• Records for the task:

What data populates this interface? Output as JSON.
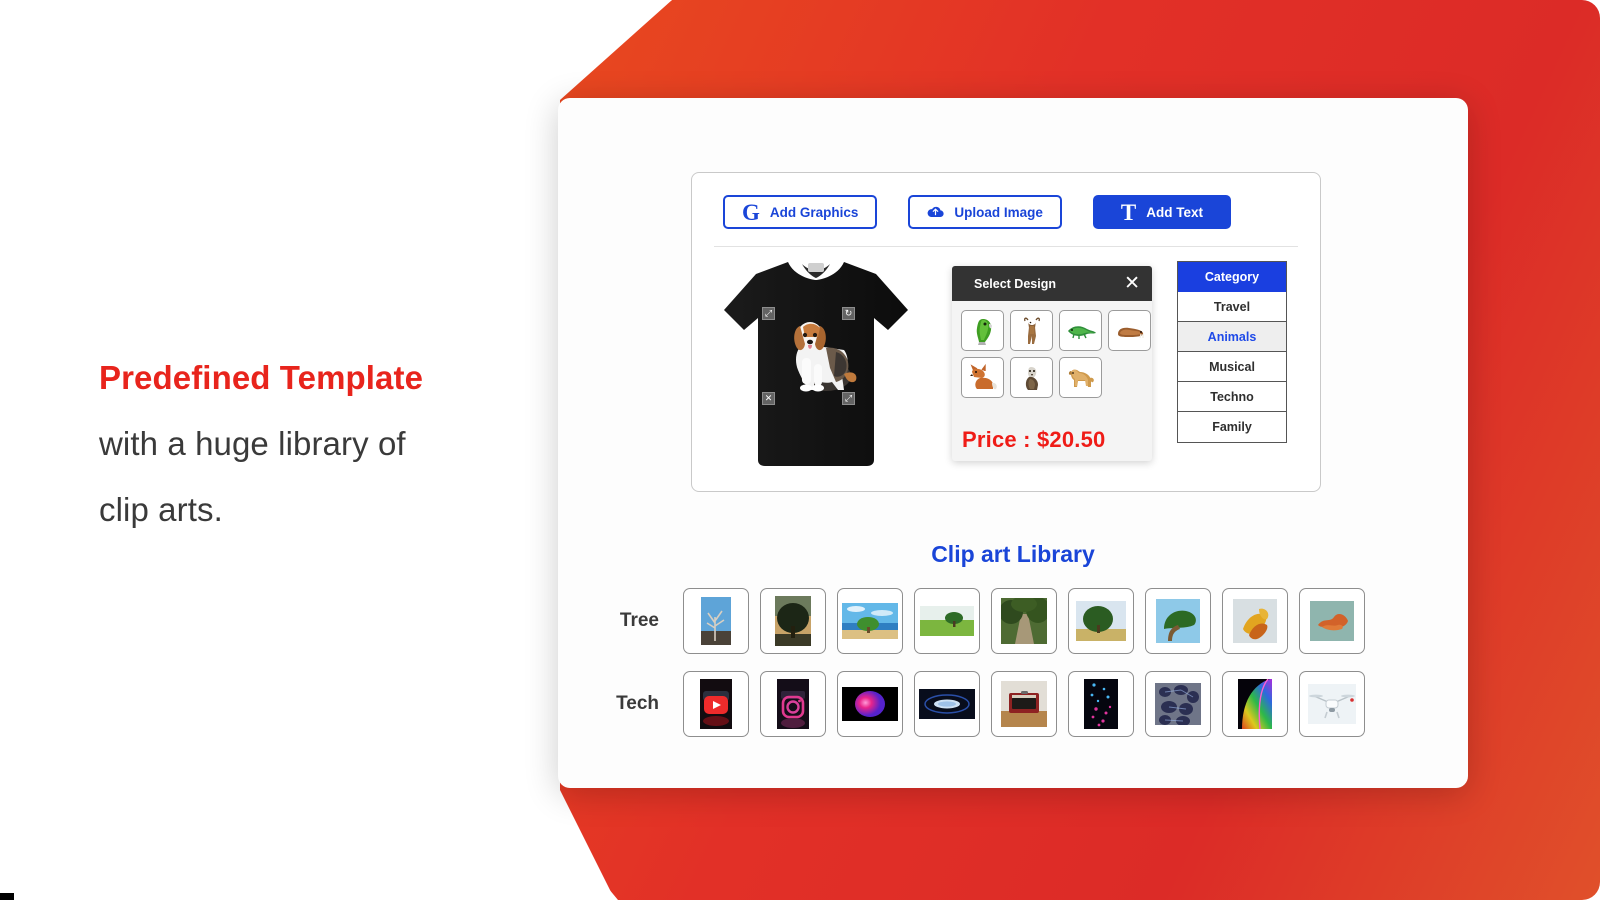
{
  "hero": {
    "lines": [
      {
        "text": "Predefined Template",
        "style": "accent"
      },
      {
        "text": "with a huge library of",
        "style": "plain"
      },
      {
        "text": "clip arts.",
        "style": "plain"
      }
    ],
    "accent_color": "#e8241c",
    "text_color": "#3a3a3a"
  },
  "background": {
    "panel_gradient_from": "#e8491f",
    "panel_gradient_to": "#dc2b27"
  },
  "toolbar": {
    "buttons": [
      {
        "label": "Add Graphics",
        "icon": "graphics-g-icon",
        "glyph": "G",
        "style": "outline"
      },
      {
        "label": "Upload Image",
        "icon": "cloud-upload-icon",
        "glyph": "☁",
        "style": "outline"
      },
      {
        "label": "Add Text",
        "icon": "text-t-icon",
        "glyph": "T",
        "style": "solid"
      }
    ],
    "accent_color": "#1a45d8"
  },
  "preview": {
    "product": "black-tshirt",
    "design": "beagle-dog",
    "handles": [
      {
        "name": "resize-handle-top-left",
        "glyph": "⤡"
      },
      {
        "name": "rotate-handle-top-right",
        "glyph": "↻"
      },
      {
        "name": "delete-handle-bottom-left",
        "glyph": "✕"
      },
      {
        "name": "resize-handle-bottom-right",
        "glyph": "⤡"
      }
    ]
  },
  "popup": {
    "title": "Select Design",
    "close_label": "✕",
    "price": "Price : $20.50",
    "price_color": "#ef1c17",
    "designs": [
      {
        "name": "parrot",
        "type": "bird"
      },
      {
        "name": "deer",
        "type": "mammal"
      },
      {
        "name": "lizard",
        "type": "reptile"
      },
      {
        "name": "walrus",
        "type": "mammal"
      },
      {
        "name": "fox",
        "type": "mammal"
      },
      {
        "name": "ferret",
        "type": "mammal"
      },
      {
        "name": "dog",
        "type": "mammal"
      }
    ]
  },
  "categories": {
    "header": "Category",
    "items": [
      {
        "label": "Travel",
        "active": false
      },
      {
        "label": "Animals",
        "active": true
      },
      {
        "label": "Musical",
        "active": false
      },
      {
        "label": "Techno",
        "active": false
      },
      {
        "label": "Family",
        "active": false
      }
    ],
    "header_bg": "#1a3fe0",
    "active_color": "#1f4ae8"
  },
  "library": {
    "title": "Clip art Library",
    "title_color": "#1a45d8",
    "rows": [
      {
        "label": "Tree",
        "items": [
          {
            "name": "bare-tree-blue-sky",
            "kind": "tall"
          },
          {
            "name": "dark-oak-field",
            "kind": "tall"
          },
          {
            "name": "beach-tree-sea",
            "kind": "wide"
          },
          {
            "name": "lone-tree-green-field",
            "kind": "wide"
          },
          {
            "name": "forest-path",
            "kind": "square"
          },
          {
            "name": "tree-on-meadow",
            "kind": "wide"
          },
          {
            "name": "wide-canopy-tree",
            "kind": "square"
          },
          {
            "name": "autumn-leaves",
            "kind": "square"
          },
          {
            "name": "orange-coral-tree",
            "kind": "square"
          }
        ]
      },
      {
        "label": "Tech",
        "items": [
          {
            "name": "youtube-logo",
            "kind": "tall"
          },
          {
            "name": "instagram-logo",
            "kind": "tall"
          },
          {
            "name": "magenta-orb",
            "kind": "wide"
          },
          {
            "name": "blue-disc-ring",
            "kind": "wide"
          },
          {
            "name": "vintage-amplifier",
            "kind": "square"
          },
          {
            "name": "neon-light-strands",
            "kind": "tall"
          },
          {
            "name": "blue-network-nodes",
            "kind": "square"
          },
          {
            "name": "rainbow-led-grid",
            "kind": "tall"
          },
          {
            "name": "white-quadcopter-drone",
            "kind": "square"
          }
        ]
      }
    ]
  }
}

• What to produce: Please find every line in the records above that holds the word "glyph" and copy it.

• Task response:
        "glyph": "G",
        "glyph": "☁",
        "glyph": "T",
        "glyph": "⤡"
        "glyph": "↻"
        "glyph": "✕"
        "glyph": "⤡"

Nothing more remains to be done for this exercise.